Or, cynical politics at its finest.
If you follow the state legislature closely, you may recall that before the last session, a bill, (HB22) — sponsored by Mary Margaret Oliver, 82nd; Michele Henson, 86th; Howard Mosby, 83rd; and Dar’shun Kendrick, 93rd — was introduced to halt the incorporation of any new cities in DeKalb. More accurately, it rendered any new city movement dead on arrival because of new, onerous requirements. That idea fell flat.
In March, during the session, SB270 — sponsored by Fran Millar, 40th — was introduced to provide for a referendum on the City of Lakeside. A group from that community came together, held meetings, took donations and completed a feasibility study.
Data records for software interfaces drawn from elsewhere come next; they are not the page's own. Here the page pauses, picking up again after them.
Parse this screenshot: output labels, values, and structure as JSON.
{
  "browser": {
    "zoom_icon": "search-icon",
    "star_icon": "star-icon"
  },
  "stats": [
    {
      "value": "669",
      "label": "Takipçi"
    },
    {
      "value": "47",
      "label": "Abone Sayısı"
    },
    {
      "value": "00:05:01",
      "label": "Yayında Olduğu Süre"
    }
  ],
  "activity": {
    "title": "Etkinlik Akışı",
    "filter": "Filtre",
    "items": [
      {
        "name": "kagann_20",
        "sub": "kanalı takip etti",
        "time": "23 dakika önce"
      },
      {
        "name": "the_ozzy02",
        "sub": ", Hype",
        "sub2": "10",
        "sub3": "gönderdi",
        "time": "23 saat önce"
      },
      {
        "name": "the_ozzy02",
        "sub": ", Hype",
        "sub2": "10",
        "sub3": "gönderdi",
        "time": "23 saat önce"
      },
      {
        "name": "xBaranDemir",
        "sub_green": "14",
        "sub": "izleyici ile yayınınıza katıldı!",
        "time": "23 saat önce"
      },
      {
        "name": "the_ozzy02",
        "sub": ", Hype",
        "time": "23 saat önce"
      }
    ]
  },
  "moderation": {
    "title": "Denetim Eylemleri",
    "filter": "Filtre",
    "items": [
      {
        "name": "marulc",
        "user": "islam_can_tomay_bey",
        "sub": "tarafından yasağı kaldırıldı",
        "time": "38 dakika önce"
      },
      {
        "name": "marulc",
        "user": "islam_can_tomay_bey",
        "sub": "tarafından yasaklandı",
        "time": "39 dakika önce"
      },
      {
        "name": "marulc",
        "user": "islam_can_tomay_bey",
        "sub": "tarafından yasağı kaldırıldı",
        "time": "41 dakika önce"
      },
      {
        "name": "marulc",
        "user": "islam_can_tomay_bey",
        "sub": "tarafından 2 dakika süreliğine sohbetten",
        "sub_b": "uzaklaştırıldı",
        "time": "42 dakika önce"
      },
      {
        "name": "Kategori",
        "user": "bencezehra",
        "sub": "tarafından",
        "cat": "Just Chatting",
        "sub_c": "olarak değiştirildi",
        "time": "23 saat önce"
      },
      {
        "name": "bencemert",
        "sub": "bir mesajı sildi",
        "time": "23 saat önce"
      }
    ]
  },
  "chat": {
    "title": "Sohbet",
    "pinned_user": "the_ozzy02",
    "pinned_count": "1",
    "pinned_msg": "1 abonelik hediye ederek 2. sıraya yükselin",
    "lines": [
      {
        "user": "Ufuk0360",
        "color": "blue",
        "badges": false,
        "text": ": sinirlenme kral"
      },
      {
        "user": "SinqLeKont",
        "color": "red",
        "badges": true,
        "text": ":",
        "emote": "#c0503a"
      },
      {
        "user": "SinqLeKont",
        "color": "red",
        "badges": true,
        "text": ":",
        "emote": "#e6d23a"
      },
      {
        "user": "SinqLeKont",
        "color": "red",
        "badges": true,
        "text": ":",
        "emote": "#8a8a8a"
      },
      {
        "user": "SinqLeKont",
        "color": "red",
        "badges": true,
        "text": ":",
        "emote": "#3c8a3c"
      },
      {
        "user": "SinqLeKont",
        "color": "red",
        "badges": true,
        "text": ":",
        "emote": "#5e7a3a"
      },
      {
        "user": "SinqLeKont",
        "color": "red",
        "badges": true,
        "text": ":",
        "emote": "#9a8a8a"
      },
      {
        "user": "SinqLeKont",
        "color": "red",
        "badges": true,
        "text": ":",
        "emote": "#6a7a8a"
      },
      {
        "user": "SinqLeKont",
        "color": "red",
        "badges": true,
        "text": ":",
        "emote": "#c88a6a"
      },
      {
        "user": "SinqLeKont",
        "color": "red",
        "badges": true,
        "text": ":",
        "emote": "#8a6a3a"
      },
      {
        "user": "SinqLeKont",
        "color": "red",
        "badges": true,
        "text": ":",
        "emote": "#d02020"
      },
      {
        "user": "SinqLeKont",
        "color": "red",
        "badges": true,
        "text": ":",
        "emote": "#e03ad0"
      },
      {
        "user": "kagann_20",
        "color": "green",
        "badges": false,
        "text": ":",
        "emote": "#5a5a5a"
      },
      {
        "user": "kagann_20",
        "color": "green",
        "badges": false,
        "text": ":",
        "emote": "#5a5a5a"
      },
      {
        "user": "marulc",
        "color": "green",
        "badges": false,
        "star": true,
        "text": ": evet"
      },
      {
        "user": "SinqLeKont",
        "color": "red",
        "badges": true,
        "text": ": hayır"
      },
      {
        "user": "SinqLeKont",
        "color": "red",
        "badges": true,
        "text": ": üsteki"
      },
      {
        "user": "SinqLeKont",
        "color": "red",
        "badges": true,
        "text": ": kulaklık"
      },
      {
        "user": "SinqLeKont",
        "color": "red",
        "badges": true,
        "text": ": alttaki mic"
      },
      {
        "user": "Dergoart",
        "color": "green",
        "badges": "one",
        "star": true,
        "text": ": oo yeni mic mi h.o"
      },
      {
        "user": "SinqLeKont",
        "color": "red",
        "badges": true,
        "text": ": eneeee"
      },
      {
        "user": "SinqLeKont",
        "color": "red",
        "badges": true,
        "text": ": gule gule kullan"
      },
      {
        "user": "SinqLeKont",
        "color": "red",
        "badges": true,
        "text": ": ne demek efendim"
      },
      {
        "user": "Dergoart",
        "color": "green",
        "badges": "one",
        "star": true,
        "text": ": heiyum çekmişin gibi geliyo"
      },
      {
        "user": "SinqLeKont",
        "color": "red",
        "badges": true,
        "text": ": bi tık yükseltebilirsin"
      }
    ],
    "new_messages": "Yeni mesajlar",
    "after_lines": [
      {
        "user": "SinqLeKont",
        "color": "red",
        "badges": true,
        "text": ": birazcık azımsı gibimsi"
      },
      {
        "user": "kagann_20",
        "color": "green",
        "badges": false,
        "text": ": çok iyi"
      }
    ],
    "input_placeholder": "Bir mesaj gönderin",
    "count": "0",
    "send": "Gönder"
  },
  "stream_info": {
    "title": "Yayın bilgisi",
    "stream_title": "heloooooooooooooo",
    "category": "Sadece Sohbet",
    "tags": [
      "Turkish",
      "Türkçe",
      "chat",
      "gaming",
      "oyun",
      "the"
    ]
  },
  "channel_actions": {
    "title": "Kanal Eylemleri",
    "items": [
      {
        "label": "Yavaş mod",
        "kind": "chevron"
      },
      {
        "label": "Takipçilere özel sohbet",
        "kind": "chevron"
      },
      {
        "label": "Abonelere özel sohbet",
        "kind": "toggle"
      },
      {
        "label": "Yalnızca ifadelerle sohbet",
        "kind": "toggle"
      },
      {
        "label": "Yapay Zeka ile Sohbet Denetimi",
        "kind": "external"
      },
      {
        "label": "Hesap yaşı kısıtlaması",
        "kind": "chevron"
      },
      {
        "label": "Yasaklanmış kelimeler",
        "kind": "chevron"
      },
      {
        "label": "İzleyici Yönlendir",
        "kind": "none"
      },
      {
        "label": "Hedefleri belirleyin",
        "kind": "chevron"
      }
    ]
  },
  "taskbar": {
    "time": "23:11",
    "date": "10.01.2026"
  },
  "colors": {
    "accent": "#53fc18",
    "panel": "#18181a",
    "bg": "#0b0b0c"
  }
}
A study by the Carl Vinson Institute of Government* (at UGA) showed that a City of Lakeside is feasible with no tax increases.
HB22 was going nowhere fast. Enter HB665, allowing for the creation of a City of Briarcliff or Tucker or Muddy Waters. Oddly enough, HB665 was sponsored by Mary Margaret Oliver-82nd, the same legislator who submitted HB22 that would have halted all new cityhood movements. Even stranger, HB665 just proposes to create “a new municipality”. Contrast that with SB270 which states clearly a proposal for the City of Lakeside.
Why would anyone who felt strongly enough to file a bill to halt new cities in DeKalb file another bill to start “a new municipality” in the very same session?
Folks, this is cynical politics at its best. HB665 was a Trojan Horse that used the hope for a new city as the “gift”. Once inside the cityhood debate, Briarcliff could be pitted against Lakeside. Throw in a dose of conflict with Tucker and, from the outside, it looks like chaos.
Now, with Operation Muddy Waters firmly underway, the AJC published this article: “Calls growing for pause in cityhood movement.” That was the plan all along. That was the stated goal of HB22 and the unwritten goal of HB665. That sure is some interesting maneuvering.*For more than 85 years, the Carl Vinson Institute of Government has worked with public officials throughout Georgia and around the world to improve governance and people’s lives. From Georgia’s early days as a largely agrarian state with a modest population to its modern-day status as a national and international force in business, industry, and politics with a population of almost 10 million, the Institute has helped state and local government leaders navigate change and forge strong directions for a better Georgia.